Taos Pueblo Indian ReservationThe following day I visited the 1,000 year old Taos Pueblo Indian Reservation. Very few acres are available for non-natives to see and explore which was disappointing but understandable since they should have more land than they were given. (after it was taken away, but I digress). I toured the reservation where some Indians live and have shops as part of their homes. A few highlights were a Native man drumming and singing, Fry Breadmiscellaneous jewelry and craft shops and fry bread for lunch. Rest was a good part of this day and visits to shops and long talks with owners made for interesting conversation on how some visitors have expectations of a movie style Indian life.

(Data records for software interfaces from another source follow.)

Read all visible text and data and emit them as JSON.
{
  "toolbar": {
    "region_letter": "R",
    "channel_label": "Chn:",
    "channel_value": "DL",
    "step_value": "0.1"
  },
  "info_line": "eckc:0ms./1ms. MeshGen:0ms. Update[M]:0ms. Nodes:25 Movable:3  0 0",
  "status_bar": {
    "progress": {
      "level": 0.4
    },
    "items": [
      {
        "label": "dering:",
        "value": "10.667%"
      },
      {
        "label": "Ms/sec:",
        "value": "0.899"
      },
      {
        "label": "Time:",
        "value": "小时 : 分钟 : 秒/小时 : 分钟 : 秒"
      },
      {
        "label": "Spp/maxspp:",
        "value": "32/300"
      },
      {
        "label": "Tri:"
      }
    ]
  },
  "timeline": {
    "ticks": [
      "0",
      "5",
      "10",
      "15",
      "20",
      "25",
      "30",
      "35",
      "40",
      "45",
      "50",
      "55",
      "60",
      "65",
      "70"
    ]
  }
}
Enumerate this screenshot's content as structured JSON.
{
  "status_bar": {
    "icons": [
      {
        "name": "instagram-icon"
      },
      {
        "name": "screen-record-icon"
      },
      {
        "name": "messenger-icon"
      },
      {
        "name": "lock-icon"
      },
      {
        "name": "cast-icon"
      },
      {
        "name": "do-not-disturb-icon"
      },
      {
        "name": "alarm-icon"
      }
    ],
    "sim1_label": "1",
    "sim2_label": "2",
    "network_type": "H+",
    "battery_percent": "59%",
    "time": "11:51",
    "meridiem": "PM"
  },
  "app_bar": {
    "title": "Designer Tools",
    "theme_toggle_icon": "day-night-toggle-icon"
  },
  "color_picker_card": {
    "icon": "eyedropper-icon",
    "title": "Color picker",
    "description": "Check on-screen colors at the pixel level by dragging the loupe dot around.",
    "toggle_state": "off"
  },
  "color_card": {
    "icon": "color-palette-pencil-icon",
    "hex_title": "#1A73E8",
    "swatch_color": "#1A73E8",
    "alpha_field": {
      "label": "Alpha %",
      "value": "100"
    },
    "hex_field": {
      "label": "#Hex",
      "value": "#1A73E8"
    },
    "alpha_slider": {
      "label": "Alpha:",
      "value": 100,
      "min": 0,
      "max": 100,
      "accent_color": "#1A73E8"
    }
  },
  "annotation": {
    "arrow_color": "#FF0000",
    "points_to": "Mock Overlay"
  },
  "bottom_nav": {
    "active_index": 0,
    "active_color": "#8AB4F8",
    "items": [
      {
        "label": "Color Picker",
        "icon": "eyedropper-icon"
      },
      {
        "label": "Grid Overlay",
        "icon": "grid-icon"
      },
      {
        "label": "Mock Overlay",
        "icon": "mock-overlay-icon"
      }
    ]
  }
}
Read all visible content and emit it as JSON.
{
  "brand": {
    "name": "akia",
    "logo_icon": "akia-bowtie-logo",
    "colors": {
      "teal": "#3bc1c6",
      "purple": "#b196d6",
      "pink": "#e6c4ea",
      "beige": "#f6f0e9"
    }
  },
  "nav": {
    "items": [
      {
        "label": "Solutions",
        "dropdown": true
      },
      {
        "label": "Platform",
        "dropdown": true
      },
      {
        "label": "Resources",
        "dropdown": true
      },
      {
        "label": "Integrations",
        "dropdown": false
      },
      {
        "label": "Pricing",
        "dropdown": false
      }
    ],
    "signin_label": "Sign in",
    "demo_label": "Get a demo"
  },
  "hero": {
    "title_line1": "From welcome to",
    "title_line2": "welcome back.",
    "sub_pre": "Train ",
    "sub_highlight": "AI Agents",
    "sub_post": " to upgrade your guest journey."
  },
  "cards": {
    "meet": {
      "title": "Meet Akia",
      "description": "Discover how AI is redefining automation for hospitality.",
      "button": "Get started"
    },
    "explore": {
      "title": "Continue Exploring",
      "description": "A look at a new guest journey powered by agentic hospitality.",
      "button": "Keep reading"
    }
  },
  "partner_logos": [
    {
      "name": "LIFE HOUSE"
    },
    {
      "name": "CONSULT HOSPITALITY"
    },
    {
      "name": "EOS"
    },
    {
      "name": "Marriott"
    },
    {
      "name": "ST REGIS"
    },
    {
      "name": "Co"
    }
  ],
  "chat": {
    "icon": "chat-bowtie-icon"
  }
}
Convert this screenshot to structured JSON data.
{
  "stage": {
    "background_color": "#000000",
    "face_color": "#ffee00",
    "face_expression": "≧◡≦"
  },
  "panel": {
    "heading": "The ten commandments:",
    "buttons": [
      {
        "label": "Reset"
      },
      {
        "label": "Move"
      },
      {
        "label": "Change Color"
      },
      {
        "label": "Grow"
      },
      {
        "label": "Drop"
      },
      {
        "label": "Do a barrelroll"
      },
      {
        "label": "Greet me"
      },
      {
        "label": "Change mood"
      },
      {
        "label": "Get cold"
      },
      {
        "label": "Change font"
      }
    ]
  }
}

Returning to camp early evening I prepared dinner and spent time journaling before a good nights sleep. Travel the next day would be passing through Boulder, back to Roosevelt National Forest then onto Rocky Mountain National Park. The trek back to New Mexico was well worth it.

– Greg

“No individual or group can block another individual’s path or change it against what fits his nature and his purpose.”   

– Rolling Thunder, Cherokee

Ronald Bradley Mack

Ronald Bradley Mack

This post is dedicated to my friend Ronald “Ron” Bradley Mack who passed recently. A favorite place of Ron’s was Boulder, CO where he studied at the Rocky Mountain Healing Arts Institute. Ron was a healer using The Bradley Technique energy work he developed and evolved over the 30 years of his practice. He performed his healing work in his home, the historic Melville House Bed & Breakfast in New Bedford, MA, where he was the proprietor.

Ron was a friend and mentor who put me on the path of the journey I walk today. Peace to you Ron!

Ron's favorite evening place

Ron enjoying his front garden

%d bloggers like this: